Getting to know you
As people in the world, we are always coming in contact with strangers. Whether it is through being introduced to someone at a party or welcoming a new student to a school, we get first impressions of people and make assumptions about them based on these impressions. When a first impression is negative or threatening, as in Max’s case with Duke, we may be tempted to act unkindly toward that person or cause them lose face in front of others.
Our Christian faith, on the other hand, calls us to be welcoming, kind, generous, and loving towards all those we meet. In getting to know people over a period of time, we might just find that they are not so different from us. Maybe the person we don’t like when we first meet him or her will end up being a good friend. In order to make this journey, however, we need to put our selfishness aside and open our hearts to that person.
Learning Compassion and Kindness
Christian parents can use “The Secret Life of Pets” to talk to the kids about how we want to treat others, especially those we don’t like or even those who are hard to like because of the way they act. We adults know that sometimes kids can be mean to one another. Max and Duke are like kids bullying one another. Ask your kids to think about what makes Max change his mind about Duke.
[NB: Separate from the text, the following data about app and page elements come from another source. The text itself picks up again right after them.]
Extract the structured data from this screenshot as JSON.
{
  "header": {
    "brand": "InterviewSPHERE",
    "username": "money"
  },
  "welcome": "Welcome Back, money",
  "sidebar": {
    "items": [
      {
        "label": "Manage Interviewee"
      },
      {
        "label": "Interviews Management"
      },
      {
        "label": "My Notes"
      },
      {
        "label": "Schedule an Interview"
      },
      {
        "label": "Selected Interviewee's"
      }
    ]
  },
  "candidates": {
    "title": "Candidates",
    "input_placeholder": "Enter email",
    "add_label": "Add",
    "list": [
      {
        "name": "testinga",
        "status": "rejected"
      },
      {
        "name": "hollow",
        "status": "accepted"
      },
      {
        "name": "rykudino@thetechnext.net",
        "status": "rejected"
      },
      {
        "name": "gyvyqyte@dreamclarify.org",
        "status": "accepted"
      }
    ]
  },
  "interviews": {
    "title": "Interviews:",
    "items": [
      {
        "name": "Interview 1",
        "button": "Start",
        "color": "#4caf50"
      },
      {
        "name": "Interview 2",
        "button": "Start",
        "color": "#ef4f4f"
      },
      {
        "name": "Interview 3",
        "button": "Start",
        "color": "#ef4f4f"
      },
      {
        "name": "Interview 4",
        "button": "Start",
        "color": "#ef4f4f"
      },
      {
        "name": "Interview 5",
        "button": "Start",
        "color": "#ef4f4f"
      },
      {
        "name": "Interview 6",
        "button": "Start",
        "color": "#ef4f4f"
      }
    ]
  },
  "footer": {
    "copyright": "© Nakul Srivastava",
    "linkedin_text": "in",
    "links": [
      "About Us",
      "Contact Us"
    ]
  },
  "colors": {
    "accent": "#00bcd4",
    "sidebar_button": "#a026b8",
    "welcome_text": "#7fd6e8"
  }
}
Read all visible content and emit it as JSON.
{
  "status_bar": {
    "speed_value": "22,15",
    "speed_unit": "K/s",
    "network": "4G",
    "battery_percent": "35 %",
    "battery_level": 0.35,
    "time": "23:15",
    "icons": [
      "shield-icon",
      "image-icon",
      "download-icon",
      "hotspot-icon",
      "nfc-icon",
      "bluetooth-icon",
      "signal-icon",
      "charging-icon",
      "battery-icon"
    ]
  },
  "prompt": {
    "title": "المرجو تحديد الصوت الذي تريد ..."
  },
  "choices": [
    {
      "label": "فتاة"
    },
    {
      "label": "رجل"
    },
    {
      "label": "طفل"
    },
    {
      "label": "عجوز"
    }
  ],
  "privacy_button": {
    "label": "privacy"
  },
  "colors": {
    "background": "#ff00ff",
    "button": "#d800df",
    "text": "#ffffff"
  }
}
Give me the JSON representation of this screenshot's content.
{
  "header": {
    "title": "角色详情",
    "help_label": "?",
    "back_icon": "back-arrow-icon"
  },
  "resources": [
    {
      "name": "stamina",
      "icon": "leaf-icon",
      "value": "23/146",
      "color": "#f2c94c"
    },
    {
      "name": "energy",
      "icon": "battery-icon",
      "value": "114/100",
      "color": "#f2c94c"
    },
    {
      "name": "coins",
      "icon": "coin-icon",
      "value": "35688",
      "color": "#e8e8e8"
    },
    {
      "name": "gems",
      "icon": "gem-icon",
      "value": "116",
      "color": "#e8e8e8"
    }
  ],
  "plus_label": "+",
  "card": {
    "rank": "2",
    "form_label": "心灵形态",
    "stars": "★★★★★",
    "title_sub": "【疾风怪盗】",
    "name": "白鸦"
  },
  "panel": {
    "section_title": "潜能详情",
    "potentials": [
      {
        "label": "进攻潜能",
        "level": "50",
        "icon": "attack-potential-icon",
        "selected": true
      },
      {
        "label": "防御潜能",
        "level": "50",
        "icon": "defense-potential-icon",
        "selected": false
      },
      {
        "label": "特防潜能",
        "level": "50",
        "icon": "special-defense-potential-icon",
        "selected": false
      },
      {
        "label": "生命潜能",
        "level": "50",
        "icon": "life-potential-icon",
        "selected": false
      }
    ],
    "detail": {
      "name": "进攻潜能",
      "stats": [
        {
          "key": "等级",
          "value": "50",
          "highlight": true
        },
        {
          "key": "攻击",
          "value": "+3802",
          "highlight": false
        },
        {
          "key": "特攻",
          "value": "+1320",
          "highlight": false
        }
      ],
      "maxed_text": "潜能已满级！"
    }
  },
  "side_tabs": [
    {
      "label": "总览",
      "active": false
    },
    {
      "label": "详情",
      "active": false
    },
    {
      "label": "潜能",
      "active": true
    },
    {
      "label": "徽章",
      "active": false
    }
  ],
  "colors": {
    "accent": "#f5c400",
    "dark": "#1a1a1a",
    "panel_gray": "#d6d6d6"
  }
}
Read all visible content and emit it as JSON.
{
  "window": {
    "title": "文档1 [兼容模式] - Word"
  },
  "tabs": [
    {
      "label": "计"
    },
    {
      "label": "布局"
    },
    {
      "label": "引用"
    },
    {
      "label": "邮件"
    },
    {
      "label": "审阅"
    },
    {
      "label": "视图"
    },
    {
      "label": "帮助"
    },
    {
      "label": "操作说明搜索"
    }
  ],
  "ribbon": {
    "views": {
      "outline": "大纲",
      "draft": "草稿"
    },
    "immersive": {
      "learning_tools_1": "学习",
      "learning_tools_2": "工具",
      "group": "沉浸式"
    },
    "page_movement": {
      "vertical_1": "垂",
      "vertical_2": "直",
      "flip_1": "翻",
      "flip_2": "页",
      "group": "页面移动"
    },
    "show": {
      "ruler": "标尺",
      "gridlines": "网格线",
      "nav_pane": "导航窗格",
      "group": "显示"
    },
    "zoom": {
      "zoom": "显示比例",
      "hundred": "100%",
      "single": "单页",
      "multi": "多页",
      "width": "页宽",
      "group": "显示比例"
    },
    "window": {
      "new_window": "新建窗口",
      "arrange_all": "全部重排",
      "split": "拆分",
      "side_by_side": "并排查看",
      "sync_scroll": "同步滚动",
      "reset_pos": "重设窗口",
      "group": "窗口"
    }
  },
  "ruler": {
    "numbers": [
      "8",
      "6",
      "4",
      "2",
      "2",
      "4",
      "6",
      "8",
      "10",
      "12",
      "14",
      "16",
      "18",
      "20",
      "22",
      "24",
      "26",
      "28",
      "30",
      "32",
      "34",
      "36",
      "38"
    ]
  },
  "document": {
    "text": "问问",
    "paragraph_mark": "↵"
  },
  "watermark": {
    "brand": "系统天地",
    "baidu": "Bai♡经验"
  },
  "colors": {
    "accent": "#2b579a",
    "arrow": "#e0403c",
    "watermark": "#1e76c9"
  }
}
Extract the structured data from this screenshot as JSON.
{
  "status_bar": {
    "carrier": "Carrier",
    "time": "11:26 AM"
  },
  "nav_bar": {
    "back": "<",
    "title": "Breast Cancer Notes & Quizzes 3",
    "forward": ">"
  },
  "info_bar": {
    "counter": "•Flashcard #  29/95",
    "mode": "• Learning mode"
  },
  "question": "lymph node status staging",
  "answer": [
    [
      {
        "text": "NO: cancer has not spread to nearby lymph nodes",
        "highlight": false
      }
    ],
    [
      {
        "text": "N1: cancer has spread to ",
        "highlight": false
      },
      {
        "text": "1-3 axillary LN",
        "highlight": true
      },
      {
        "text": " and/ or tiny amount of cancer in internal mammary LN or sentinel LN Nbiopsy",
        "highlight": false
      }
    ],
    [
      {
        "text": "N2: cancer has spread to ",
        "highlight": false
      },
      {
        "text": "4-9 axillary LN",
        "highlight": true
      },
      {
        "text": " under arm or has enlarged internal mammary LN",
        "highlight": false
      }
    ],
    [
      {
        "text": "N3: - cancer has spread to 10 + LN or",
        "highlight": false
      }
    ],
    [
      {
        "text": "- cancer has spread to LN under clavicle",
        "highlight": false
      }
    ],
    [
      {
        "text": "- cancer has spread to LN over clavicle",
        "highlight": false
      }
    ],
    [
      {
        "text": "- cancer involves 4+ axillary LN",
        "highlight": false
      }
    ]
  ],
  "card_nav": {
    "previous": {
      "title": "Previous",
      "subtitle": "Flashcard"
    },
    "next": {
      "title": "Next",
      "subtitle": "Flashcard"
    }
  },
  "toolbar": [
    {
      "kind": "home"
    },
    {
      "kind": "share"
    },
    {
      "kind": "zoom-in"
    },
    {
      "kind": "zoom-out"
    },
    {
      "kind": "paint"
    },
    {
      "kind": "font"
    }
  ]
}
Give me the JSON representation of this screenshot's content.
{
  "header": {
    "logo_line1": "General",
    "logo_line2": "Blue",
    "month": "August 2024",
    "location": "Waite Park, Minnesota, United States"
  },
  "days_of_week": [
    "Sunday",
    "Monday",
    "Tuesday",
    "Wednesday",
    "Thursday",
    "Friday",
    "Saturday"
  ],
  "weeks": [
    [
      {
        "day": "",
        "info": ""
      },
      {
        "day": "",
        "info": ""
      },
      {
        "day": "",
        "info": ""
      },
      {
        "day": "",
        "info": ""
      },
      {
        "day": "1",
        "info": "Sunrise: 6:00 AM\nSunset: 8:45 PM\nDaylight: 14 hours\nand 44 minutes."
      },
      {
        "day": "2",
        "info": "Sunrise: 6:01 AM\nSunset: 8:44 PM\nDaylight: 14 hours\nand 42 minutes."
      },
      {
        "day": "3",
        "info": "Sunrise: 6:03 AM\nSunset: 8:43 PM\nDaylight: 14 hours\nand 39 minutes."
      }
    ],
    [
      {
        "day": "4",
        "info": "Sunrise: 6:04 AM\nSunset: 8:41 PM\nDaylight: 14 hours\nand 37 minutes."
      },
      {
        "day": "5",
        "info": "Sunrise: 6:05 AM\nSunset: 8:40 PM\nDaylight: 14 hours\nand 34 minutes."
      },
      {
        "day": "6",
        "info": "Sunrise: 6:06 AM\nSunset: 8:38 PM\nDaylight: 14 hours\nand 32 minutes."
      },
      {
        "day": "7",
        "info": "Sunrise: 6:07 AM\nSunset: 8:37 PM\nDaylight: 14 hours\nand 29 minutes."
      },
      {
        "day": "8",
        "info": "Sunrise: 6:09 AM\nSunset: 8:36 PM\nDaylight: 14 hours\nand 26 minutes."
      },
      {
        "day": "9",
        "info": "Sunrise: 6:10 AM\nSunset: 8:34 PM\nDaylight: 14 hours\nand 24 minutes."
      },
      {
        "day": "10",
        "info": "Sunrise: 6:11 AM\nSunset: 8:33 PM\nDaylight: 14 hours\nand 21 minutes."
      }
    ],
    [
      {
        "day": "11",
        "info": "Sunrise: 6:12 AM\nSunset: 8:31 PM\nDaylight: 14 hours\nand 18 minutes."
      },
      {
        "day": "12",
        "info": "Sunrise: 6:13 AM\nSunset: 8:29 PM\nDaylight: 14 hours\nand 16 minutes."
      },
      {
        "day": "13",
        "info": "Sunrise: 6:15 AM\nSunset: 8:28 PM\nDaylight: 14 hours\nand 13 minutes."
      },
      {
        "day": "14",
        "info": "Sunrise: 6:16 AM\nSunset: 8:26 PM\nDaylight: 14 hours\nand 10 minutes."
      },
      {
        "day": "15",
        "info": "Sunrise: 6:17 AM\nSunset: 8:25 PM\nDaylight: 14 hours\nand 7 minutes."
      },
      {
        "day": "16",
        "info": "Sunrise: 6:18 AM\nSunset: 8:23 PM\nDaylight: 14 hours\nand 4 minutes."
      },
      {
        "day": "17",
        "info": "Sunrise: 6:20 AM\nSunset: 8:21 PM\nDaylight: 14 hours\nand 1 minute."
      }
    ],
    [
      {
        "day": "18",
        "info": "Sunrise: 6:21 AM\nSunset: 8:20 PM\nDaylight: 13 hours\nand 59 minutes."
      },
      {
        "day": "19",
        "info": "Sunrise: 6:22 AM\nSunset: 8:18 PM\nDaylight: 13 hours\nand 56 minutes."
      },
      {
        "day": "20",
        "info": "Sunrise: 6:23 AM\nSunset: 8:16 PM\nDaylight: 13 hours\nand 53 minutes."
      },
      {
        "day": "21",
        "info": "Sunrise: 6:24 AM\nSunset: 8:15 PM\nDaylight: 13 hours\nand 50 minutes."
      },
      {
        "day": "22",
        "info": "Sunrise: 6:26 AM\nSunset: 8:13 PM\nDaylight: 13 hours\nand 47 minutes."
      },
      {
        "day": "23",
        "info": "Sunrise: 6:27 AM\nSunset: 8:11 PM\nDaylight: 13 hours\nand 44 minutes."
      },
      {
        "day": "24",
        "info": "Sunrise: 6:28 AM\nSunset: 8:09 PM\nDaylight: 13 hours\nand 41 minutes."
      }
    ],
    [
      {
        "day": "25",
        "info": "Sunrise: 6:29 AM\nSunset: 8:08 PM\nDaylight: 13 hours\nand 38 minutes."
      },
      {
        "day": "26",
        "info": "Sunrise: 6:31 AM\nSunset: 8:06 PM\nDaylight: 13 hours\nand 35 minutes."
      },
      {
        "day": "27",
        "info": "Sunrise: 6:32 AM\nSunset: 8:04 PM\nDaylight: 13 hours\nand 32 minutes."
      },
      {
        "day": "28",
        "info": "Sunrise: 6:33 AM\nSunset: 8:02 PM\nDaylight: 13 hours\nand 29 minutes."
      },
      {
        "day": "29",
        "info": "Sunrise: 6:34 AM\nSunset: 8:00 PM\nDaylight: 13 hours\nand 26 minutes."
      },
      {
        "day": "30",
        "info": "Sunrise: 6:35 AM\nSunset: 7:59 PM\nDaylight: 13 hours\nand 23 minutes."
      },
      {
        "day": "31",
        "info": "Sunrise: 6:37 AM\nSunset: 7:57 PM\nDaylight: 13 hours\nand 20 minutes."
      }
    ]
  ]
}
This can provide a great lead-in to a conversation about empathy, compassion, and kindness.